** Opening The data block **
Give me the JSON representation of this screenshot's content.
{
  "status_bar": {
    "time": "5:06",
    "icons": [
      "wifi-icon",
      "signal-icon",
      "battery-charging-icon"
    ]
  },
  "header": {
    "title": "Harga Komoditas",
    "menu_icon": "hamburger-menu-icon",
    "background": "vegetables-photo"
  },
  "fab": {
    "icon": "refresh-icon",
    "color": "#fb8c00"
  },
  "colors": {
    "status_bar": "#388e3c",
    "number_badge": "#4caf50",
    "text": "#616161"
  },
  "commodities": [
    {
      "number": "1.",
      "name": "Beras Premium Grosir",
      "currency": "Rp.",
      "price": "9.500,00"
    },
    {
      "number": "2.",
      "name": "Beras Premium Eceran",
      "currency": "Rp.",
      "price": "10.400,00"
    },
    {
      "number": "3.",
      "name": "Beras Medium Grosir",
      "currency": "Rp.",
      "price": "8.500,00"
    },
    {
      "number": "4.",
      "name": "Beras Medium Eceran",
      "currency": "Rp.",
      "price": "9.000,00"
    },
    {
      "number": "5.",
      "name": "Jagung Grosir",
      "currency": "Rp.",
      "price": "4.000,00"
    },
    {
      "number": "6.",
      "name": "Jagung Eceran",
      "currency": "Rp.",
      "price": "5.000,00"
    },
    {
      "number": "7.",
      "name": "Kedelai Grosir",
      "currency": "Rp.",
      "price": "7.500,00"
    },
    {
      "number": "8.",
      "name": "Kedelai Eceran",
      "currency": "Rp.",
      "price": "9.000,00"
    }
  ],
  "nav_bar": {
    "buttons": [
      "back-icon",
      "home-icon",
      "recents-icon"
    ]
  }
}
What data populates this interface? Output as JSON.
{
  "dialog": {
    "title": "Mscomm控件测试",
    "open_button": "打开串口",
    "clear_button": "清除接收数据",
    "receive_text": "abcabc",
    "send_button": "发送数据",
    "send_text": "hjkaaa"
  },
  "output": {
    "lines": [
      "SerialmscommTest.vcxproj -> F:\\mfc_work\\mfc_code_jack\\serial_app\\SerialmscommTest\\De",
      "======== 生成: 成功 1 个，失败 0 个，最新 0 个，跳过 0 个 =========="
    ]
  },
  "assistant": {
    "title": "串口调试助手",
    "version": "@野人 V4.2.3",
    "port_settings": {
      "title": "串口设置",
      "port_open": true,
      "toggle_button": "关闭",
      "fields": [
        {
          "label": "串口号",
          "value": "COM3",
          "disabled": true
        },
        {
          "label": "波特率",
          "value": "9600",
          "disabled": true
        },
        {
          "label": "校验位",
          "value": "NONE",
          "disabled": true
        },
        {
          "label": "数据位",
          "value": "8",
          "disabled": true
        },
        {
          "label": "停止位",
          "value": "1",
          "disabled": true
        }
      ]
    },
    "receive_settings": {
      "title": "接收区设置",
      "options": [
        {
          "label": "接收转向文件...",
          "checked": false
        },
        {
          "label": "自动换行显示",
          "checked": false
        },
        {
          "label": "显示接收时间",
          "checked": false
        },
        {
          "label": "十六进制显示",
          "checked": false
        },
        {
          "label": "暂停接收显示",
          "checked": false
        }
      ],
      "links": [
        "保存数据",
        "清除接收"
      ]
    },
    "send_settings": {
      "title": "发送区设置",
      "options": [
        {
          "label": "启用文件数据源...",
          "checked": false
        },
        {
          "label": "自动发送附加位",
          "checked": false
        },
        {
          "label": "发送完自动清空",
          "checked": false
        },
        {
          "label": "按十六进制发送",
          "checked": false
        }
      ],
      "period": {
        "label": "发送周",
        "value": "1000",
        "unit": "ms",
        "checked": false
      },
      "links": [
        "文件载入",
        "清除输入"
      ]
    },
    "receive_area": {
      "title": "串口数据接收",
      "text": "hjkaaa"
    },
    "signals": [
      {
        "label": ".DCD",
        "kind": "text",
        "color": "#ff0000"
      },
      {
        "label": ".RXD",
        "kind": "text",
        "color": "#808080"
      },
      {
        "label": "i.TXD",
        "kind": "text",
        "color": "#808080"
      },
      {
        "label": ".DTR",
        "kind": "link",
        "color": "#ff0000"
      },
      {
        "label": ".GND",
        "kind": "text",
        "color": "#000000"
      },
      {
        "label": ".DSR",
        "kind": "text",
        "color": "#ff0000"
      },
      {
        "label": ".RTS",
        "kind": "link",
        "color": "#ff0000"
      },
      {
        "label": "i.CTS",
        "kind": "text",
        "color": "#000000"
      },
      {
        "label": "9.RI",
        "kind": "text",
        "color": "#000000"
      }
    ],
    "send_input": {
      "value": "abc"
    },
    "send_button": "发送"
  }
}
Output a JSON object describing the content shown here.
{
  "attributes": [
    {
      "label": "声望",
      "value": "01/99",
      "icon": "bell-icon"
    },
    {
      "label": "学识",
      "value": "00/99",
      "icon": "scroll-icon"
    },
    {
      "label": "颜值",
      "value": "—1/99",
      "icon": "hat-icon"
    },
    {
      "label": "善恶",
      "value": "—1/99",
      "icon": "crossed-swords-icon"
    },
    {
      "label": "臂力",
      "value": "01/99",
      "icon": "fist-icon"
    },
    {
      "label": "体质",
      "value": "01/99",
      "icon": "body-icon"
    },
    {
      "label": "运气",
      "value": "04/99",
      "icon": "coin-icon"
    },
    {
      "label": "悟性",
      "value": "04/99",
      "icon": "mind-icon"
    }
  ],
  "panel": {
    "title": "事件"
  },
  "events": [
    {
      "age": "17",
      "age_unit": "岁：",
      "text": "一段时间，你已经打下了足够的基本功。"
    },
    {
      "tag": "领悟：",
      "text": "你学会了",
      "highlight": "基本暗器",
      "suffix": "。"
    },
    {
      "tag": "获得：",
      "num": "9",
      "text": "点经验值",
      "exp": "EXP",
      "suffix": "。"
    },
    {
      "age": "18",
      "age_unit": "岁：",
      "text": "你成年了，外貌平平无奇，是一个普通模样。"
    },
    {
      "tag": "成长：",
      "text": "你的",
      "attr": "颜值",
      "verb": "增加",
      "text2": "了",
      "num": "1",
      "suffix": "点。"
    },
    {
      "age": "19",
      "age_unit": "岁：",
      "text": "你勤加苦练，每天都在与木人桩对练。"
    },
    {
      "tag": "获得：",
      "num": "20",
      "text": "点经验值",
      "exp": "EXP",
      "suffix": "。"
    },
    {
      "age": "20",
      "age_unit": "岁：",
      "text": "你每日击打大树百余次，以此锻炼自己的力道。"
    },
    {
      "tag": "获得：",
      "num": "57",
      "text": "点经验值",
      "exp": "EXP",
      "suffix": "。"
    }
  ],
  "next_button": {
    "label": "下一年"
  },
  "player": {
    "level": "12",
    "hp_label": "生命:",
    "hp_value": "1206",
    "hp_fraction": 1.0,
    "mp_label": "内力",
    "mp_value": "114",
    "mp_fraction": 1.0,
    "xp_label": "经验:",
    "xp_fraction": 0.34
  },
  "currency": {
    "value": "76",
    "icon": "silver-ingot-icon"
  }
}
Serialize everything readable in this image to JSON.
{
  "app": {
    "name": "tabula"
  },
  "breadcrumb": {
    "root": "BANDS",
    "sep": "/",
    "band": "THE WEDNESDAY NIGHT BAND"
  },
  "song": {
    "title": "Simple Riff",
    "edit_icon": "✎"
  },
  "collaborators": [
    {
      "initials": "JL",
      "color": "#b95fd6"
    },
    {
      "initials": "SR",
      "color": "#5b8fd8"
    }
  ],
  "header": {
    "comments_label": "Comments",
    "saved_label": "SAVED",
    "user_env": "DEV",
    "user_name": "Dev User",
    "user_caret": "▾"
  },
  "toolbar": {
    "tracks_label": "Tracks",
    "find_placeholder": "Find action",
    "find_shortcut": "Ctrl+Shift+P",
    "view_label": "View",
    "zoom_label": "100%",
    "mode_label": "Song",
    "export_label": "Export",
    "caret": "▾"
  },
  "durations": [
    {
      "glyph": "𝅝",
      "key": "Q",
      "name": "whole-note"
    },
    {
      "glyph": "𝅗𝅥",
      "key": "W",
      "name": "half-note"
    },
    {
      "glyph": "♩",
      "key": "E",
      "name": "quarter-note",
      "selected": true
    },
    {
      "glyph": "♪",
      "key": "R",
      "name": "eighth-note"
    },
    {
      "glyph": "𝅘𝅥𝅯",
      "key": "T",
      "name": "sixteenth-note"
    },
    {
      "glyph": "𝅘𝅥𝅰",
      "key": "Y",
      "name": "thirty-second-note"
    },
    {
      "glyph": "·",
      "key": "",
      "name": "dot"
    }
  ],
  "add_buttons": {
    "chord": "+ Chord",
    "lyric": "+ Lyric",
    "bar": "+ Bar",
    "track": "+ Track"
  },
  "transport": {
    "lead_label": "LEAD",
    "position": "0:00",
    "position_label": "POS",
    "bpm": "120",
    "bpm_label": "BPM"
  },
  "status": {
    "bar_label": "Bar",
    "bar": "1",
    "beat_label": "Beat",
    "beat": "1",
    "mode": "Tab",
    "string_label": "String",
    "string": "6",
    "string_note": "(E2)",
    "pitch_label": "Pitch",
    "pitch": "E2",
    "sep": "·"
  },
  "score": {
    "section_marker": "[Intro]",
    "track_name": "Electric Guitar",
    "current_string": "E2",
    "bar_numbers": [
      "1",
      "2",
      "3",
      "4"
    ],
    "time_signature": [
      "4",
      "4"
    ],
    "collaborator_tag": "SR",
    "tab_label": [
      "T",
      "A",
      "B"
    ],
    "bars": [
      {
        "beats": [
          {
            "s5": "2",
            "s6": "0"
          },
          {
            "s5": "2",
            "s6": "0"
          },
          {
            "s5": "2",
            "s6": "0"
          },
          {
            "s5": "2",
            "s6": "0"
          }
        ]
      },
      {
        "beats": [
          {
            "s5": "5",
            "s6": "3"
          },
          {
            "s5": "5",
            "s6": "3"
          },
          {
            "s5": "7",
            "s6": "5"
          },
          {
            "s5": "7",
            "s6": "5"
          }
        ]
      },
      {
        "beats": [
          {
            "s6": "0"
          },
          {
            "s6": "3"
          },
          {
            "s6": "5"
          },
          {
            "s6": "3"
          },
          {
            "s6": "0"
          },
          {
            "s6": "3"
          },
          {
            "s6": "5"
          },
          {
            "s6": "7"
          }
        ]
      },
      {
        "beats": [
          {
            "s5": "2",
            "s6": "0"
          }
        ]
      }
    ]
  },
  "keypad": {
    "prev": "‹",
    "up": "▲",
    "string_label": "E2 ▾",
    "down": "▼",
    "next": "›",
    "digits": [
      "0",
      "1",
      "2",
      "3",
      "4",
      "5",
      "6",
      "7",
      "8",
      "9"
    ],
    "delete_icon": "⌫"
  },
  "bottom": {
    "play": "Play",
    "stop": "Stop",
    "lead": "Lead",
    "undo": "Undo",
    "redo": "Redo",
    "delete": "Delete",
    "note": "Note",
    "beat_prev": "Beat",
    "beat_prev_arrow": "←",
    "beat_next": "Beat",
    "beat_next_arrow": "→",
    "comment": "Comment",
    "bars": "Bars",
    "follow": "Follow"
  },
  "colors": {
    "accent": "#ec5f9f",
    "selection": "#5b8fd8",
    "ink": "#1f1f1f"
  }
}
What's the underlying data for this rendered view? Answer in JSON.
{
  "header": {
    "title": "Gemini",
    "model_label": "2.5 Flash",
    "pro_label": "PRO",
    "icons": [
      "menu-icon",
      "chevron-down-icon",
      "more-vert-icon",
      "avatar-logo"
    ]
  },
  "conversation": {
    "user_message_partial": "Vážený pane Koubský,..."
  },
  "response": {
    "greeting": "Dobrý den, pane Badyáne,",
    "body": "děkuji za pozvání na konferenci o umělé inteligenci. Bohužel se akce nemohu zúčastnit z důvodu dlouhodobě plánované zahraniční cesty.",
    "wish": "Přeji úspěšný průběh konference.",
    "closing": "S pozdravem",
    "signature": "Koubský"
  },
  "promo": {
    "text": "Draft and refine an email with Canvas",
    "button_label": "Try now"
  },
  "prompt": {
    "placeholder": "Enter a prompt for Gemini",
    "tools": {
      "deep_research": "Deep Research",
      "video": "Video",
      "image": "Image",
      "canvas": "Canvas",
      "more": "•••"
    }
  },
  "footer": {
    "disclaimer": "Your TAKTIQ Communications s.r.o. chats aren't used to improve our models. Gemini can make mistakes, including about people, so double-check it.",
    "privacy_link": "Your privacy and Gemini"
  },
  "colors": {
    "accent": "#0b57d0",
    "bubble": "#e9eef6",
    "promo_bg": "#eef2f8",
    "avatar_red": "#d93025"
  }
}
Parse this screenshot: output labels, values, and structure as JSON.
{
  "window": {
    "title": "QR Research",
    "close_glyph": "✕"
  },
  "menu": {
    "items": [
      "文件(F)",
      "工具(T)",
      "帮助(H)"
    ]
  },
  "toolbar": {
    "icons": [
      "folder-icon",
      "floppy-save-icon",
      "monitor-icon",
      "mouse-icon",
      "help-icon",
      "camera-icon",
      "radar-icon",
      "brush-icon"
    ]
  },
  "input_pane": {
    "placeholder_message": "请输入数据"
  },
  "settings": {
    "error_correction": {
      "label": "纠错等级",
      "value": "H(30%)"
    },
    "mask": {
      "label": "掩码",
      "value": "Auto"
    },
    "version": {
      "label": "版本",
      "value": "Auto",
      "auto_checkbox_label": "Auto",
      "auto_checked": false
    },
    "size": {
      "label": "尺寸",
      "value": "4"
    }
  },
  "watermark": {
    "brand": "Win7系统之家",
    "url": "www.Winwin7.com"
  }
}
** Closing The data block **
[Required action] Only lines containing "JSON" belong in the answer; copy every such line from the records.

[Solution below]
Give me the JSON representation of this screenshot's content.
What data populates this interface? Output as JSON.
Output a JSON object describing the content shown here.
Serialize everything readable in this image to JSON.
What's the underlying data for this rendered view? Answer in JSON.
Parse this screenshot: output labels, values, and structure as JSON.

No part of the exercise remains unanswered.